At the final briefing, the Governing Council meets with the other members of the Monetary Policy Review Committee, which includes the six advisers, the chiefs of the four economics departments, and the directors of the financial markets divisions in Montréal and Toronto. This meeting typically takes place on the Friday morning preceding a fixed announcement date.
The meeting begins with an update on any economic or financial information received since the staff completed its analysis.
This is followed by a wide-ranging discussion of the economic outlook, the balance of risks, and of the appropriate setting for interest rates. Each of the advisers, chiefs, and directors provides his or her assessment and makes a recommendation on the appropriate interest rate setting.
The Chief of the Financial Markets Department then discusses market expectations regarding the Bank's upcoming decision. This discussion highlights what market participants see as the factors weighing on the decision and how key messages should be communicated.

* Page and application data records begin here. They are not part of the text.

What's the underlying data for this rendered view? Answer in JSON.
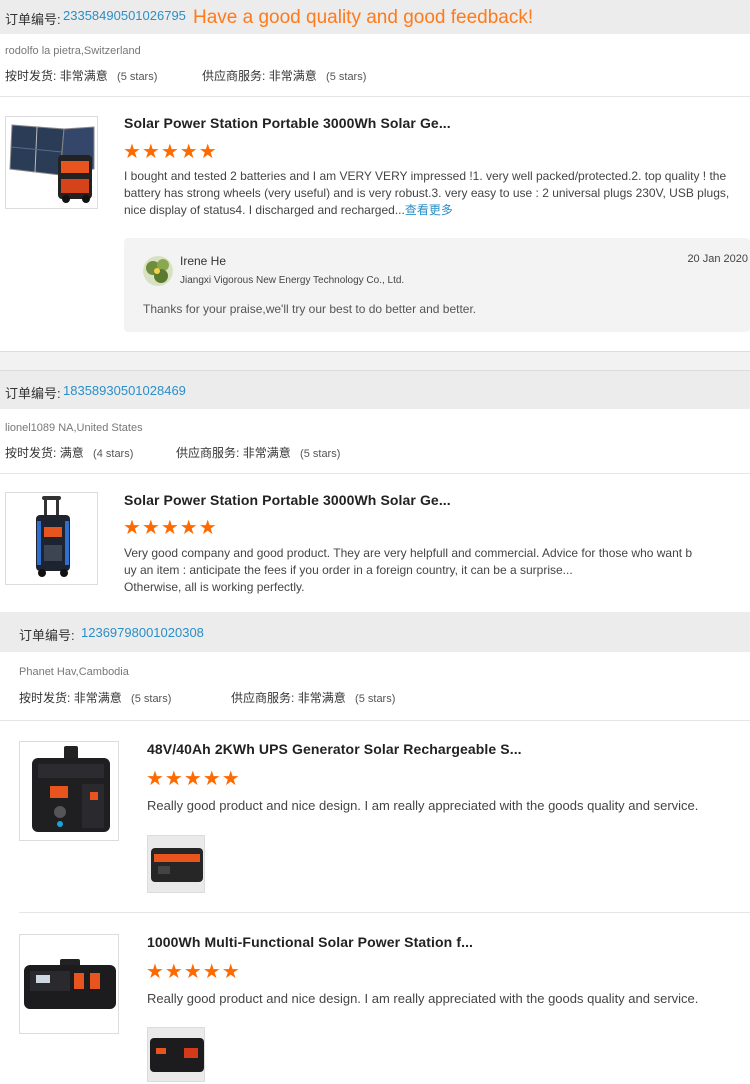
{
  "order_label": "订单编号:",
  "headline": "Have a good quality and good feedback!",
  "ship_label": "按时发货:",
  "service_label": "供应商服务:",
  "orders": [
    {
      "number": "23358490501026795",
      "buyer": "rodolfo la pietra,Switzerland",
      "ship_rating": "非常满意",
      "ship_stars": "(5 stars)",
      "service_rating": "非常满意",
      "service_stars": "(5 stars)",
      "products": [
        {
          "title": "Solar Power Station Portable 3000Wh Solar Ge...",
          "stars": 5,
          "review": "I bought and tested 2 batteries and I am VERY VERY impressed !1. very well packed/protected.2. top quality ! the battery has strong wheels (very useful) and is very robust.3. very easy to use : 2 universal plugs 230V, USB plugs, nice display of status4.  I discharged and recharged...",
          "more": "查看更多",
          "reply": {
            "name": "Irene He",
            "company": "Jiangxi Vigorous New Energy Technology Co., Ltd.",
            "date": "20 Jan 2020",
            "message": "Thanks for your praise,we'll try our best to do better and better."
          }
        }
      ]
    },
    {
      "number": "18358930501028469",
      "buyer": "lionel1089 NA,United States",
      "ship_rating": "满意",
      "ship_stars": "(4 stars)",
      "service_rating": "非常满意",
      "service_stars": "(5 stars)",
      "products": [
        {
          "title": "Solar Power Station Portable 3000Wh Solar Ge...",
          "stars": 5,
          "review_lines": [
            "Very good company and good product. They are very helpfull and commercial. Advice for those who want b",
            "uy an item : anticipate the fees if you order in a foreign country, it can be a surprise...",
            "Otherwise, all is working perfectly."
          ]
        }
      ]
    },
    {
      "number": "12369798001020308",
      "buyer": "Phanet Hav,Cambodia",
      "ship_rating": "非常满意",
      "ship_stars": "(5 stars)",
      "service_rating": "非常满意",
      "service_stars": "(5 stars)",
      "products": [
        {
          "title": "48V/40Ah 2KWh UPS Generator Solar Rechargeable S...",
          "stars": 5,
          "review": "Really good product and nice design. I am really appreciated with the goods quality and service."
        },
        {
          "title": "1000Wh Multi-Functional Solar Power Station f...",
          "stars": 5,
          "review": "Really good product and nice design. I am really appreciated with the goods quality and service."
        }
      ]
    }
  ],
  "star_glyphs": "★★★★★",
  "colors": {
    "accent": "#ff6a00",
    "link": "#2a8fc7",
    "headline": "#ff7a1a"
  }
}
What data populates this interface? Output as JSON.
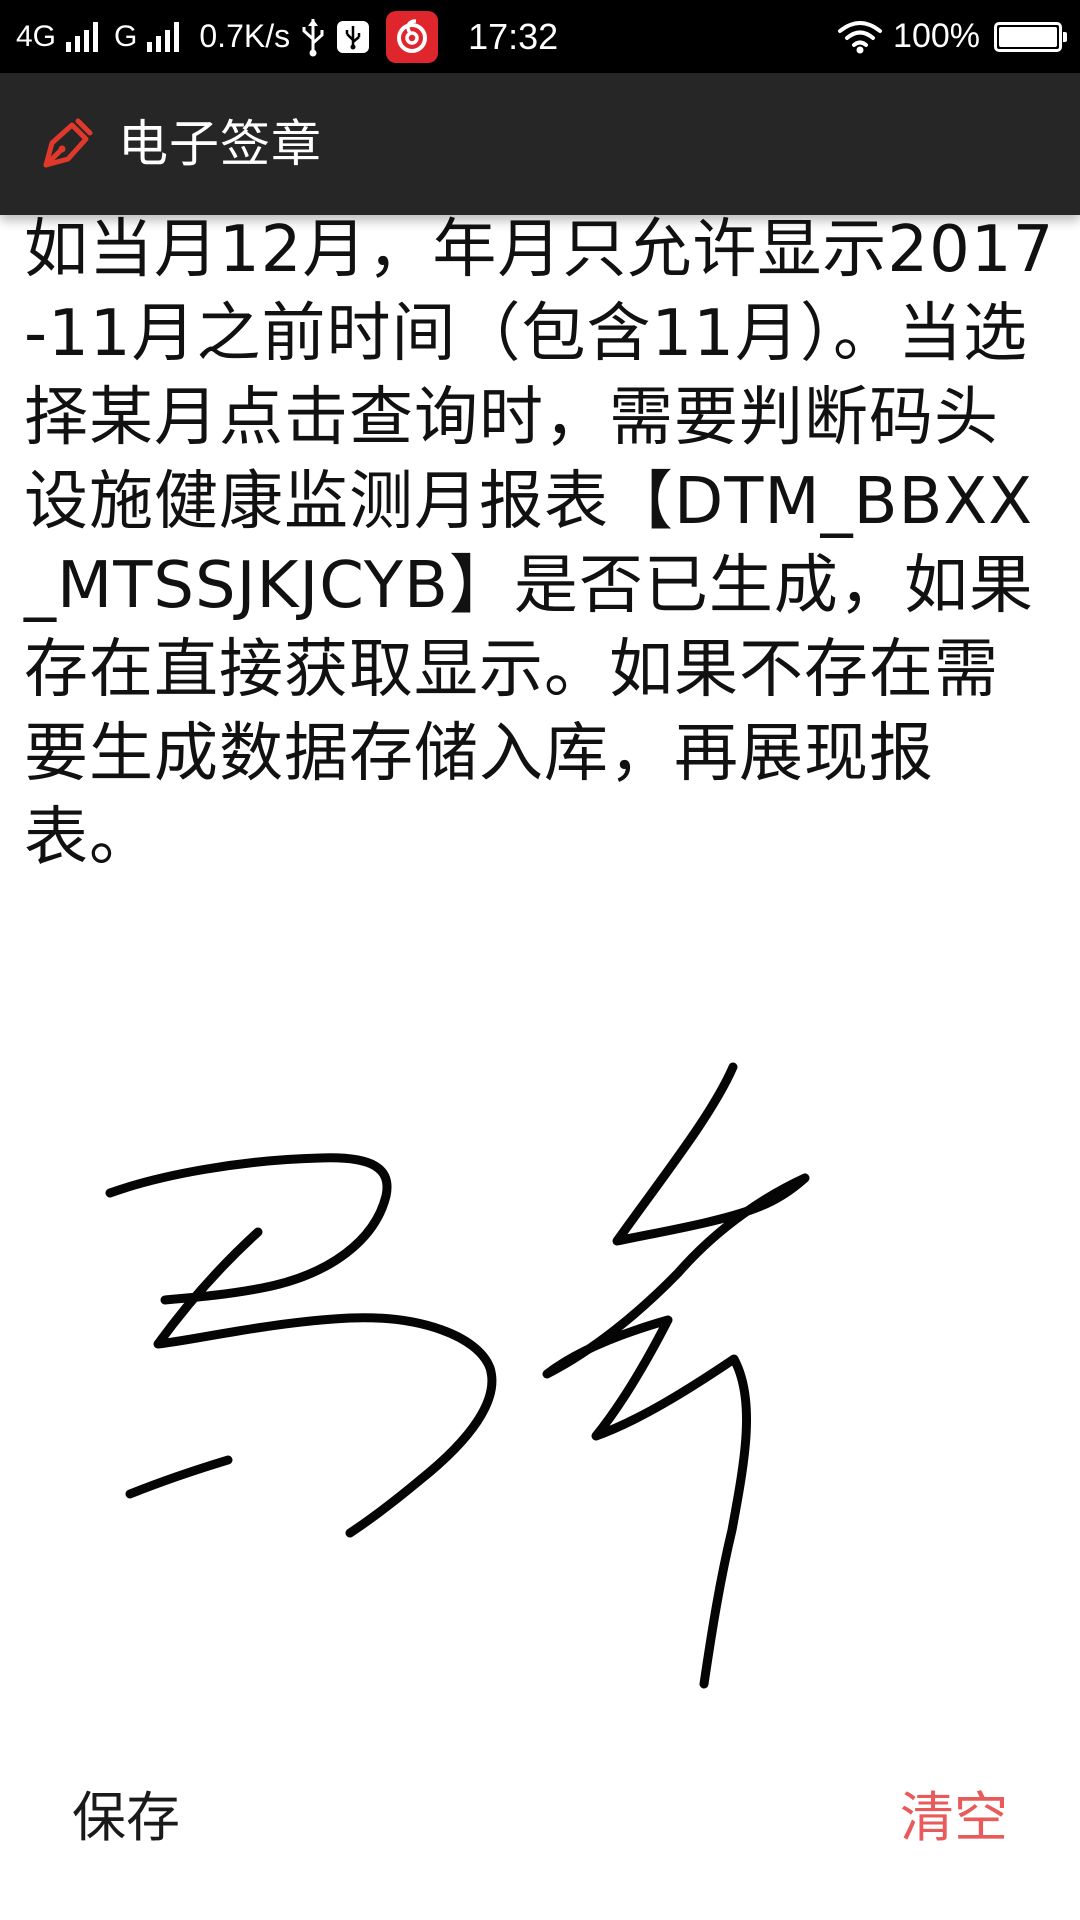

On the Friday before the fixed announcement date, the Governing Council begins its own deliberations in earnest. The Council operates on a consensus basis. This means that as differing views and interpretations are presented, the process of debate and discussion moves towards a shared view that all Governing Council members can support.
The Council begins by developing a common view on the most likely future path for the economy and the underlying trend in inflation. They then reach agreement on the main risks around this outlook and the overall balance of risks. Finally, they begin their deliberations on the appropriate path for the key policy rate and the related communications activities.
The Council reconvenes the following Tuesday, and by the end of the day reaches a consensus decision on the setting of the rate. With support from a senior communications staff member, they prepare the press release that outlines the reasons behind the decision. Early Wednesday morning, the decision is confirmed. At 10:00, the key policy rate is announced. A media lockup at the Bank before 10:00 allows reporters to prepare their stories in advance for prompt release when the rate is announced.
Four times a year, the same day as the fixed announcement date, the Bank releases the Monetary Policy Report. This publication provides details on the Governing Council's outlook for economic activity and inflation, the key risks around this outlook, and the reasons for the recent rate decision. The release of the Report is accompanied by background briefings of the media by the deputy governors and a press conference by the Governor and Senior Deputy Governor.
The Report is also followed by testimony before parliamentary committees and by presentations by deputy governors and other senior staff across the country and in international financial centres.